  • Labour bleating noises have been heard again today. General Sir Francis Richard Dannatt, GCB, CBE, MC is our most distinguished soldier and tomorrow (Thursday) he will be officially announced as a Conservative Life Peer who will be advising the Conservatives on defence. General Dannatt was our highest-ranking  soldier and Chief of General Staff. He was going to be promoted to Chief of Defence Staff , which means that he would have become head of all of our armed forces – not just the Army. However, Gordon Brown personally blocked the promotion and General Dannatt was instead given the consolation prize of Constable of the Tower of London. Traditionally the Chief of Defence Staff is principal military adviser to the British Government. Gordon Brown was miffed because of General Dannatt’s “repeated calls for better pay and conditions for servicemen”. So General Dannatt’s sins? Speaking his mind, not being a Brown “yes man” and caring about his soldiers’ safety and welfare. Gordon Brown really has no idea whatsoever – probably because he was dealing with a proper  leader. It’s patently obvious that Brown does not recognise the species. He should learn that leadership is much more than Benito Mussolini-type posturing with overworked, overtired, adjective-free, moribund speeches.

 

  • Obama wins the Nobel Peace Prize. Quite right too. Climate, Democracy, Nuclear Disarmament – in fact, everything that he has touched so far. It looks as if Zimbabwe’s Morgan Chanderai was the runner-up. There is already talk  and discussion of whether Barack Obama deserves the Nobel Peace Prize with only nine months in office. The fact is that the Nobel committee can see that in spite of the fact that Obama’s actual achievements so far  are comparatively modest – he is by far the most influential individual on the planet as far as the short and medium term futures of the Earth are concerned. The progress that he has made in the last nine months is nothing short of remarkable.

 

  • It appears that today is probably the last posting day for Christmas. If you  want to send cards abroad, you’re too late. Christmas parcels should have been posted by March 31st. Why didn’t Crozier stick to football. This is yet another case of a Business Model triumphing over the Customer. Perhaps Royal Mail should be renamed Royal Lemming.

U-Labour

sleepbrown.jpg  Mr Motivator

The essence of New Labour has long gone and has been replaced by the panic politics of the fat bumblebee trapped in a jar. Lots of buzzing with little progress.

If you distilled the original New Labour, you would been left with a concentated solution of  Tony Blair and Alastair Campbell. There was nothing else.

Admittedly they did have Gordon Brown fretting in the background like a petulant schoolboy who was waiting for his turn at kicking the football. “It’s my turn. Can I have a go now?

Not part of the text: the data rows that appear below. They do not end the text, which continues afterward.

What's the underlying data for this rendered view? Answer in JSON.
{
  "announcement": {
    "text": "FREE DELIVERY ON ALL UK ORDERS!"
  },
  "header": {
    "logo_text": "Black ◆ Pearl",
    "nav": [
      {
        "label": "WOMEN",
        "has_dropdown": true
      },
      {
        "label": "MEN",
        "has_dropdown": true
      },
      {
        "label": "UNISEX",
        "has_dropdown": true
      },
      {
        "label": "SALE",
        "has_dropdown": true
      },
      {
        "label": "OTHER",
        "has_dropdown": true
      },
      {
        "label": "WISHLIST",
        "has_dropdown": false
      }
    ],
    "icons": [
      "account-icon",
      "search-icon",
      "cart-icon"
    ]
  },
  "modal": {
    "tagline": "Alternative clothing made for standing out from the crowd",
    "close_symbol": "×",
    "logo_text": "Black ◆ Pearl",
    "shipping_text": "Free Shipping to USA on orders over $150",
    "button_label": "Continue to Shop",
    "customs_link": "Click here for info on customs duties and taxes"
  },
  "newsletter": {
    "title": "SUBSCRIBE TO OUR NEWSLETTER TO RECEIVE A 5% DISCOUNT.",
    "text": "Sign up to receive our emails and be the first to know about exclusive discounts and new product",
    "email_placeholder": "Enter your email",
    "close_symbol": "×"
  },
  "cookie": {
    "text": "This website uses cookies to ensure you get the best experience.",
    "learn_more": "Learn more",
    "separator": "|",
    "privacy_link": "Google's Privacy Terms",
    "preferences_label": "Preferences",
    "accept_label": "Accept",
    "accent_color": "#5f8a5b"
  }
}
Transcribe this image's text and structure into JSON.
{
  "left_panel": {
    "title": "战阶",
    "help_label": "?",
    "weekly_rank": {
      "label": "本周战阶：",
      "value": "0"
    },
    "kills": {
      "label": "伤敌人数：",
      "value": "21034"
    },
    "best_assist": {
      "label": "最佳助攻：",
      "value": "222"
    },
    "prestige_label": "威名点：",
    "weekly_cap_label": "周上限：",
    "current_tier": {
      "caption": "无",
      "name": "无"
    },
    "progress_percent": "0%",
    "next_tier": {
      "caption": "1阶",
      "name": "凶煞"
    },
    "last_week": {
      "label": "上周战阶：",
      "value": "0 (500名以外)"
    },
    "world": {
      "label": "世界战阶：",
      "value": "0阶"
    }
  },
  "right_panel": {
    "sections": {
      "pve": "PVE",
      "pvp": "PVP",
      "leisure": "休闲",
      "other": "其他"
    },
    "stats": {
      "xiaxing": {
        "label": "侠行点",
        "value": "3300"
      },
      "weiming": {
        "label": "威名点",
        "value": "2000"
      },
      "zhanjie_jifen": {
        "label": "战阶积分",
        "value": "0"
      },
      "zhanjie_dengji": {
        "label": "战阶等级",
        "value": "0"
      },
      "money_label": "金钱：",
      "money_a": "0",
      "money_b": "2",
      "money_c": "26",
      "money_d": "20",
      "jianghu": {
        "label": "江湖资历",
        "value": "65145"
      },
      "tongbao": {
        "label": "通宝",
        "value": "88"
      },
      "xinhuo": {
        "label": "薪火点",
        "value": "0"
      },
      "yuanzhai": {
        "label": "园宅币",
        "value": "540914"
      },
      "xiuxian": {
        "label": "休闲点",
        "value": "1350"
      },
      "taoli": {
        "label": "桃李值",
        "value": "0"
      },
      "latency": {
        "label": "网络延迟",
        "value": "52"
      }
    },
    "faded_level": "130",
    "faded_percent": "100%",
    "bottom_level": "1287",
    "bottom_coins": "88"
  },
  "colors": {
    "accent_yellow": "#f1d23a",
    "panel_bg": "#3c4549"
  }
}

You said that I could have a go. Why can’t I have a go. You promised….”

Eventually Tony handed Gordon the ball and instead of blasting a few penalties, Gordon began the tediously predictable business of scoring own goals.

The snap election, the 10p tax rate, casinos, cannabis classification, 24-hour drinking, ID cards and inheritance tax are some of the issues which have become U-issues. (The Scottish devolution referendum may yet become a U-issue but for the moment, both sides are right therefore Gordon has made progress because this one looks more like a “Mobius” issue!!)

Gordon’s hard-core supporters say that the only way is up. The recent election results and the installation of BoJo as Mayor of London have placed GB (as well as Gordon Brown) at rock-bottom.

If he is indeed at rock bottom, someone please tell him that the usual procedure is to stop digging and make a U-turn. He should be able to manage that.